Coagulase-negative staphylococci that are resistant to multiple treatments such as Staphylococcus epidermidis may be the cause of infection during bone marrow transplants. Two new antibiotics, daptomycin and tigecycline are effective towards gram-positive bacteria and staphylococci that are resistant to methicillin. A current study compares the effectivness of daptomycin and tigecycline to vancomycin and fosfomycin towards coagulase-negative staphylococci from infected bone marrow transpant patients. The minimal inhibitory concentrations (MIC) from in vitro susceptibility testing were used in comparison to determine the effectiveness of the antibiotics. The results show that all the staphylococci were susceptible by the new antibiotics and vancomycin. Vancomycin is still used during bone marrow transplants (12).

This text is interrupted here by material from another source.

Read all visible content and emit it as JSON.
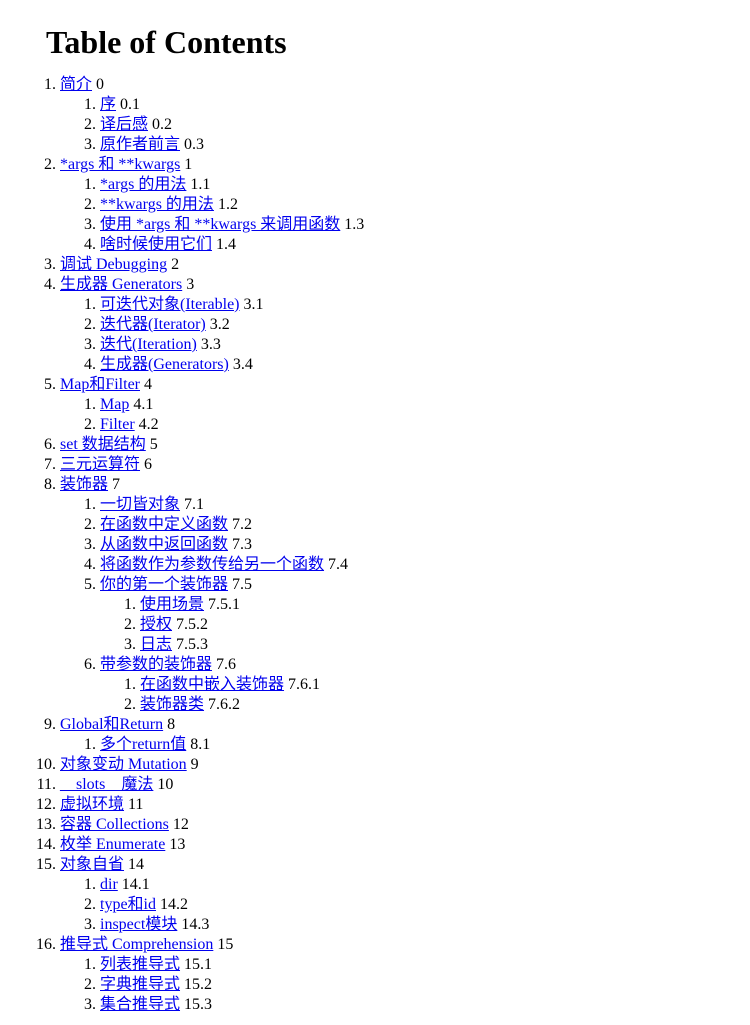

3. Chaieb, C., Zmantar, T., Chehab, O., Boucham, O., Ben Hasen, A., Mahdouani, K., Bakhrouf, A. “Antibiotic Resistance Genes Detected by Multiplex PCR Assays in Staphylococcus Epidermidis Strains Isolated from Dialysis Fluid and Needles in a Dialysis Service”. Japanese Journal of Infectious Diseases. 2007. Volume 60. p. 183-187.
5. Presterl, E., Suchomel, M., Eder, M., Reichmann, S., Lassnigg, A., Graninger, W., Rotter, M. “Effects of alcohols, povidone-iodine and hydrogen peroxide on biofilms of Staphylococcus epidermdis”. Journal of Antimicrobial Chemothereapy. 2007. Volume 60. p. 417-420.

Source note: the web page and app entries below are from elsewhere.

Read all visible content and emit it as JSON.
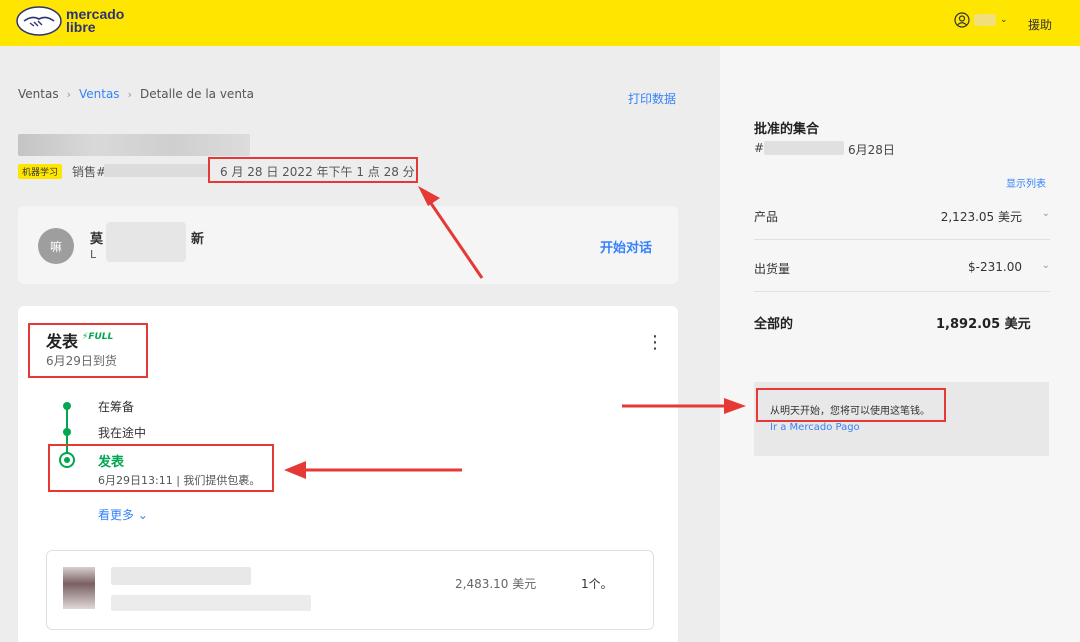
{
  "header": {
    "logo_line1": "mercado",
    "logo_line2": "libre",
    "help_label": "援助",
    "brand_color": "#ffe600"
  },
  "breadcrumb": {
    "items": [
      "Ventas",
      "Ventas",
      "Detalle de la venta"
    ]
  },
  "print_label": "打印数据",
  "sale": {
    "tag": "机器学习",
    "number_prefix": "销售#2",
    "date": "6 月 28 日 2022 年下午 1 点 28 分"
  },
  "buyer": {
    "avatar_initial": "嘛",
    "name_prefix": "莫",
    "name_suffix": "新",
    "sub_prefix": "L",
    "chat_label": "开始对话"
  },
  "shipment": {
    "title": "发表",
    "badge": "FULL",
    "subtitle": "6月29日到货",
    "steps": [
      "在筹备",
      "我在途中"
    ],
    "active_step": "发表",
    "active_detail": "6月29日13:11 | 我们提供包裹。",
    "see_more": "看更多"
  },
  "product": {
    "price": "2,483.10 美元",
    "qty": "1个。"
  },
  "summary": {
    "title": "批准的集合",
    "id_prefix": "#",
    "date": "6月28日",
    "show_list": "显示列表",
    "rows": [
      {
        "label": "产品",
        "value": "2,123.05 美元"
      },
      {
        "label": "出货量",
        "value": "$-231.00"
      }
    ],
    "total_label": "全部的",
    "total_value": "1,892.05 美元"
  },
  "notice": {
    "text": "从明天开始，您将可以使用这笔钱。",
    "link": "Ir a Mercado Pago"
  },
  "colors": {
    "accent": "#3483fa",
    "success": "#00a650",
    "annotation": "#e53935"
  }
}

6. Duggirala, A., Kenchappa, P., Sharma, S., Peeters, J., Ahmed, N., Garg, P., Das, T., Hasnain, S. “High-Resolution Genome Profiling Differentiated Staphylococcus epidermidis Isolated from Patients with Ocular Infections and Normal Individuals”. Investigative Ophthalmology & Visual Science. 2007. Volume 48. p. 3239-3245.

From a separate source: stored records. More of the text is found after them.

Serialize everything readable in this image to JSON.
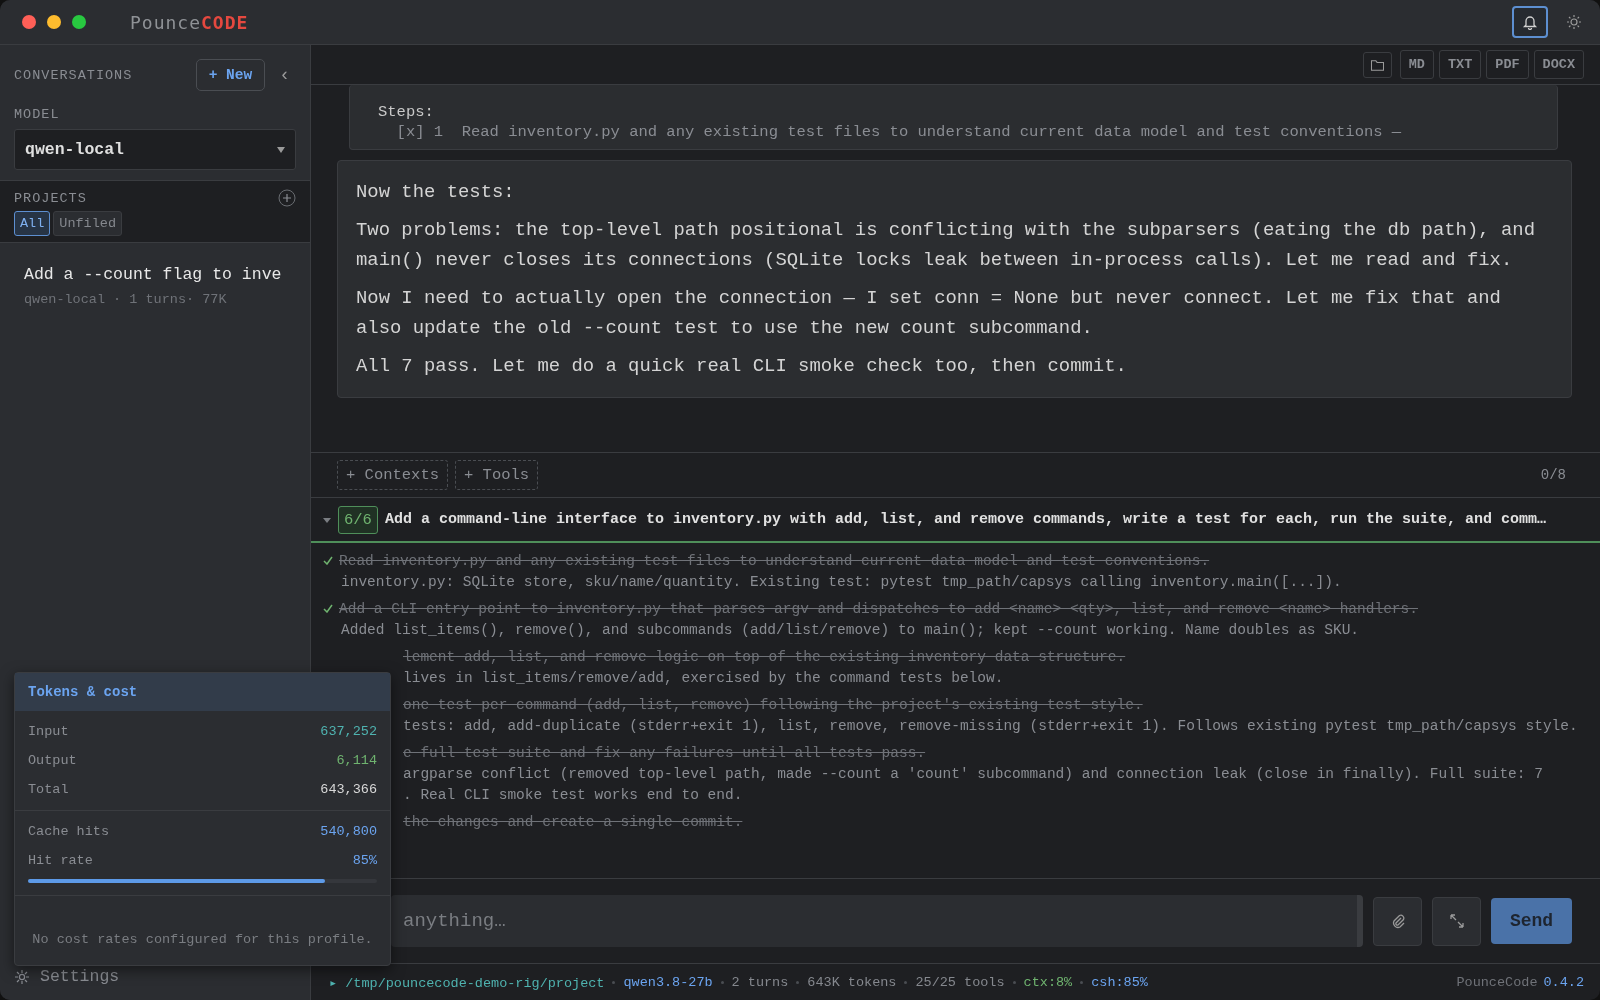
{
  "window": {
    "title_first": "Pounce",
    "title_second": "CODE",
    "notifications_on": true
  },
  "sidebar": {
    "conversations_label": "CONVERSATIONS",
    "new_button": "+ New",
    "collapse": "‹",
    "model_label": "MODEL",
    "model": "qwen-local",
    "projects_label": "PROJECTS",
    "filters": [
      {
        "label": "All",
        "selected": true
      },
      {
        "label": "Unfiled",
        "selected": false
      }
    ],
    "conversations": [
      {
        "title": "Add a --count flag to inve",
        "meta": "qwen-local · 1 turns· 77K"
      }
    ],
    "settings": "Settings"
  },
  "export_buttons": [
    "MD",
    "TXT",
    "PDF",
    "DOCX"
  ],
  "messages": [
    {
      "kind": "tool",
      "lines": [
        "Steps:",
        "  [x] 1  Read inventory.py and any existing test files to understand current data model and test conventions —"
      ]
    },
    {
      "kind": "assistant",
      "lines": [
        "Now the tests:",
        "Two problems: the top-level path positional is conflicting with the subparsers (eating the db path), and main() never closes its connections (SQLite locks leak between in-process calls). Let me read and fix.",
        "Now I need to actually open the connection — I set conn = None but never connect. Let me fix that and also update the old --count test to use the new count subcommand.",
        "All 7 pass. Let me do a quick real CLI smoke check too, then commit."
      ]
    }
  ],
  "context_bar": {
    "buttons": [
      "+ Contexts",
      "+ Tools"
    ],
    "count": "0/8"
  },
  "plan": {
    "expanded": true,
    "progress": "6/6",
    "title": "Add a command-line interface to inventory.py with add, list, and remove commands, write a test for each, run the suite, and comm…",
    "tasks": [
      {
        "kind": "full",
        "done": true,
        "title": "Read inventory.py and any existing test files to understand current data model and test conventions.",
        "note": "inventory.py: SQLite store, sku/name/quantity. Existing test: pytest tmp_path/capsys calling inventory.main([...])."
      },
      {
        "kind": "full",
        "done": true,
        "title": "Add a CLI entry point to inventory.py that parses argv and dispatches to add <name> <qty>, list, and remove <name> handlers.",
        "note": "Added list_items(), remove(), and subcommands (add/list/remove) to main(); kept --count working. Name doubles as SKU."
      },
      {
        "kind": "covered",
        "done": true,
        "title": "lement add, list, and remove logic on top of the existing inventory data structure.",
        "note": "lives in list_items/remove/add, exercised by the command tests below."
      },
      {
        "kind": "covered",
        "done": true,
        "title": "one test per command (add, list, remove) following the project's existing test style.",
        "note": "tests: add, add-duplicate (stderr+exit 1), list, remove, remove-missing (stderr+exit 1). Follows existing pytest tmp_path/capsys style."
      },
      {
        "kind": "covered",
        "done": true,
        "title": "e full test suite and fix any failures until all tests pass.",
        "note": "argparse conflict (removed top-level path, made --count a 'count' subcommand) and connection leak (close in finally). Full suite: 7",
        "note2": ". Real CLI smoke test works end to end."
      },
      {
        "kind": "covered",
        "done": true,
        "title": "the changes and create a single commit."
      }
    ]
  },
  "composer": {
    "placeholder": "anything…",
    "send": "Send"
  },
  "status_bar": {
    "items": [
      {
        "text": "▸ /tmp/pouncecode-demo-rig/project",
        "color": "#4fb3b0"
      },
      {
        "text": "qwen3.8-27b",
        "color": "#6ba4f0"
      },
      {
        "text": "2 turns",
        "color": "#85888e"
      },
      {
        "text": "643K tokens",
        "color": "#85888e"
      },
      {
        "text": "25/25 tools",
        "color": "#85888e"
      },
      {
        "text": "ctx:8%",
        "color": "#6fb36f"
      },
      {
        "text": "csh:85%",
        "color": "#6ba4f0"
      }
    ],
    "app": "PounceCode",
    "version": "0.4.2"
  },
  "tokens_popover": {
    "title": "Tokens & cost",
    "rows": [
      {
        "label": "Input",
        "value": "637,252",
        "color": "#4fb3b0"
      },
      {
        "label": "Output",
        "value": "6,114",
        "color": "#6fb36f"
      },
      {
        "label": "Total",
        "value": "643,366",
        "color": "#d8d8d8"
      }
    ],
    "cache_rows": [
      {
        "label": "Cache hits",
        "value": "540,800",
        "color": "#6ba4f0"
      },
      {
        "label": "Hit rate",
        "value": "85%",
        "color": "#6ba4f0"
      }
    ],
    "hit_rate": {
      "level": 0.85
    },
    "note": "No cost rates configured for this profile."
  }
}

7. Gill SR, Fouts DE, Archer GL, Mongodin EF, Deboy RT, Ravel J, Paulsen IT, Kolonay JF, Brinkac L, Beanan M, Dodson RJ, Daugherty SC, Madupu R, Angiuoli SV, Durkin AS, Haft DH, Vamathevan J, Khouri H, Utterback T, Lee C, Dimitrov G, Jiang L, Qin H, Weidman J, Tran K, Kang K, Hance IR, Nelson KE, Fraser CM. “Insights on Evolution of Virulence and Resistance from the Complete Genome Analysis of an Early Methicillin-Resistant Staphylococcus aureus Strain and a Biofilm-Producing Methicillin-Resistant Staphylococcus epidermidis Strain”. Journal of Bacteriology. 2005. Volume 187. p. 2426-2438.
8. Mack, D., Davies, A., Harris, L., Rohde, H., Horstkotte, M., Knobloch, J. “Microbial interactions in Staphylococcus epidermidis biofilms”. Analytical and Bioanalytical Chemistry. 2007. Volume 387. p. 399-408.
10. Chang, R.,Chou, S., Shaw, J.“Synthesis of Fatty Acid Esters by Recombinant Staphylococcus epidermidis Lipases in Aqueous Environment”. Journal of Agricultural and Food Chemistry. 2001. Volume 49. p. 2619-2622.
11. http://www.tigr.org/tdb/staphylococcus/jbacteriol_4_2005.pdf Image of Reference #7
12. Kratzer C, Rabitsch W, Hirschl AM, Graninger W, Presterl E. “In vitro activity of daptomycin and tigecycline against coagulase-negative staphylococcus blood isolates from bone marrow transplant recipients.”.European Journal of Haematology. 2007. Epub ahead of print
Edited by KLB